The original Tibetan names are:
|gza' nyi ma||gza' zla ba||gza' mig dmar||gza' lhag pa||gza' phur bu||gza' pa sangs||gza' spen pa|
||'planet moon'||'planet Mars'||'planet Mercury'||'planet Jupiter'||'planet Venus'||'planet Saturn'|
In naming the days after the Sun, Moon, and planets, the Tibetans were following Indian models, which were, in turn, based on influence from ancient Mesopotamia (Note 4: The Buddhist route of transmission).
Indian planetary names
Besides the Tibetan names, Mongolian has historically also used Indian terms for the days of the week. However, these are no longer used in naming the days of the week.
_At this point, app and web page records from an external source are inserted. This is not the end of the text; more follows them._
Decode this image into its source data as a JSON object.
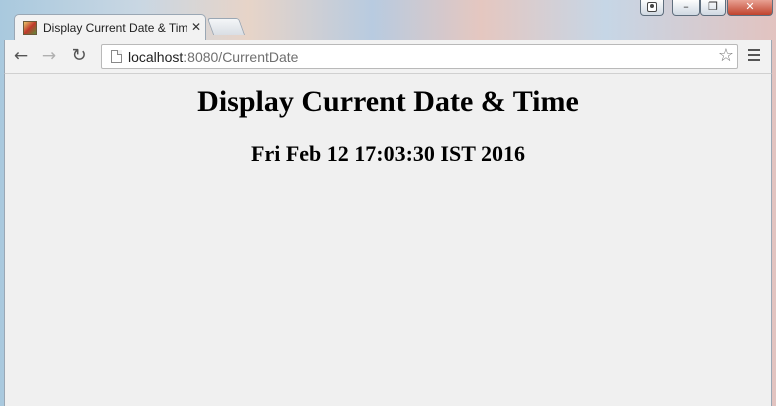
{
  "tab": {
    "title": "Display Current Date & Time",
    "close": "✕"
  },
  "window_controls": {
    "minimize": "–",
    "maximize": "❐",
    "close": "✕"
  },
  "toolbar": {
    "back_icon": "←",
    "forward_icon": "→",
    "reload_icon": "↻",
    "url_host": "localhost",
    "url_rest": ":8080/CurrentDate",
    "bookmark_icon": "☆"
  },
  "page": {
    "heading": "Display Current Date & Time",
    "current_date": "Fri Feb 12 17:03:30 IST 2016"
  }
}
They are mostly used as names of planets and in giving personal names, based on the day of the week on which a person was born.
For example Санчир sanchir is used for people born on Saturday, Сугар sugar for people born on Friday, Адъяа adyaa for people born on Sunday, and Ангараг angarag for people born on Wednesday. Indian-based names for the days of the week are as follows:
In their full form, these names are also accompanied by the word гараг garag ‘planet’. Slight variations in spelling include Ангариг angarig for Ангараг angarag and Бархасбад barkhasbad for Бархасбадь barkhasbad'. These planetary names are found in both Hindi and Southeast Asian languages such as Thai.
Chinese planetary names
A third set of planetary names is based on the five elements of Chinese, paralleling the Seven Luminaries of Chinese and the Japanese names of the days of the week.
These names are as shown below (from Mongolian Wikipedia and Antoine Mostaert via China History Forum, with disagreement about the word for Friday):
|наран өдөр||саран өдөр||гал өдөр||усан өдөр||модон өдөр||төмөр өдөр,
|naraŋ ödör||saraŋ ödör||gal ödör||usaŋ ödör||modoŋ ödör||tömör ödör,
||'moon day'||'fire day'||'water day'||'wood day'||'iron day, gold day'||'earth day'|
These are seldom used except for the purpose of bestowing personal names.
Mongolian planetary names
Mongolian also has a native set of planetary names, which can be found at Note 13: The Seven Luminaries in Mongolian. These are now only used in the Kalmyk names of days of the week (see below).
There is one language in the Mongolian group that has not adopted numbered names and still exclusively maintains the planetary names for the days of the week: Kalmyk, which is closely related to the Oirat form of Mongolian. It is spoken in Kalmykia in Russia, where it has been standardised with a different Cyrillic orthography from Mongolian and Buryat.
Kalmyk uses a mixture of Tibetan and native planetary names for the days of the week (from geonames.de).
The Tibetan names survive at Tuesday, Thursday, Friday, and Saturday. For Sunday, Monday and Wednesday, Kalmyk uses native Mongolian names.
Mongolian & Buryat